I’m a massive fan of foreign films. If a small film from an unknown director or studio outside of the US or UK has reached cinemas in the UK then it’s a pretty good indicator that it’s a film has something special about it. I managed to get hold of some preview tickets for this film and felt pretty excited at the start when the subtitles started and I thought “Thankfully, they’ve got it right”.
Then Emily Watson and Geoffrey Rush started talking and that’s where it all fell apart.
Why oh why would you pull in two hugely successful English actors and have them put on hammy German accents whilst speaking English, when Germany is full of excellent actors who would surely have been desperate for a big role in such a widely released film. I’m sure Christopher Waltz, Diane Kruger and Daniel Bruhl aren’t the only ones available. I have never ever understood why studios refrain from subtitles in this situation. Most people watching aren’t so stupid they can’t follow it. Heck, we English-speakers might even learn a language or two in the process. Please please please stop ruining films with this approach. If you want to see how to get it right then just watch the first ten minutes of Inglourious Basterds.
That said, the story is told well and there’s a fantastic performance from both the leads: 13-year-old Sophie Nelisse starring as book-obsessed Liesel, and her friend Rudy played by Nico Liersch (hurray a German!). I enjoyed it once I got past the annoying language distraction. It’s visually pretty if a little dull and soft. The John Williams score is beautifully emotive (as you’d expect from one of the greatest film composers of all time).
I’m sad that it didn’t quite hit the mark for me and I wonder whether I would have enjoyed it more if they had gone with a more realistic approach to the dialogue.

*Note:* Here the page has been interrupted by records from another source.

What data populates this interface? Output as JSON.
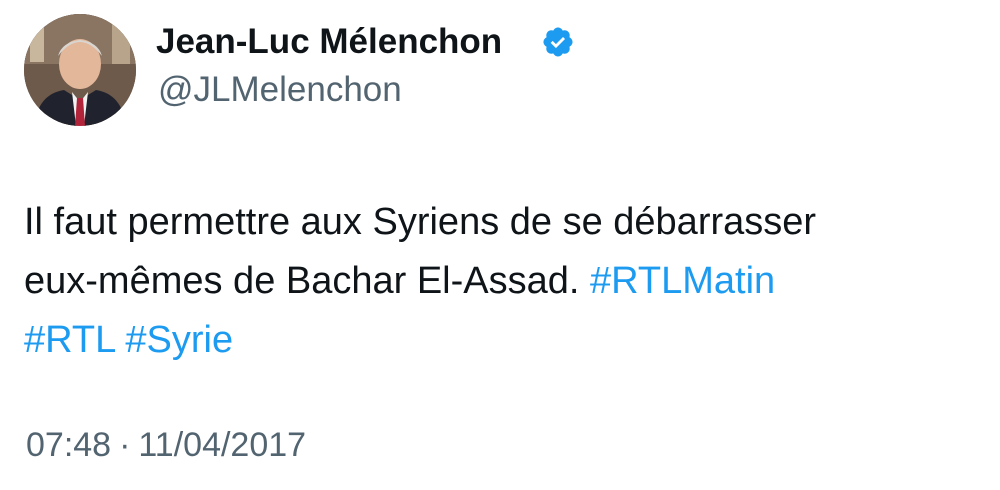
{
  "author": {
    "display_name": "Jean-Luc Mélenchon",
    "handle": "@JLMelenchon",
    "verified": true,
    "avatar_icon": "profile-photo"
  },
  "tweet": {
    "line1": "Il faut permettre aux Syriens de se débarrasser",
    "line2_text": "eux-mêmes de Bachar El-Assad.",
    "hashtags": [
      "#RTLMatin",
      "#RTL",
      "#Syrie"
    ]
  },
  "meta": {
    "time": "07:48",
    "separator": "·",
    "date": "11/04/2017"
  },
  "colors": {
    "link": "#1d9bf0",
    "verified_badge": "#1d9bf0",
    "secondary_text": "#536471",
    "primary_text": "#0f1419"
  }
}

The Book Thief is released in UK cinemas on 26th February 2014.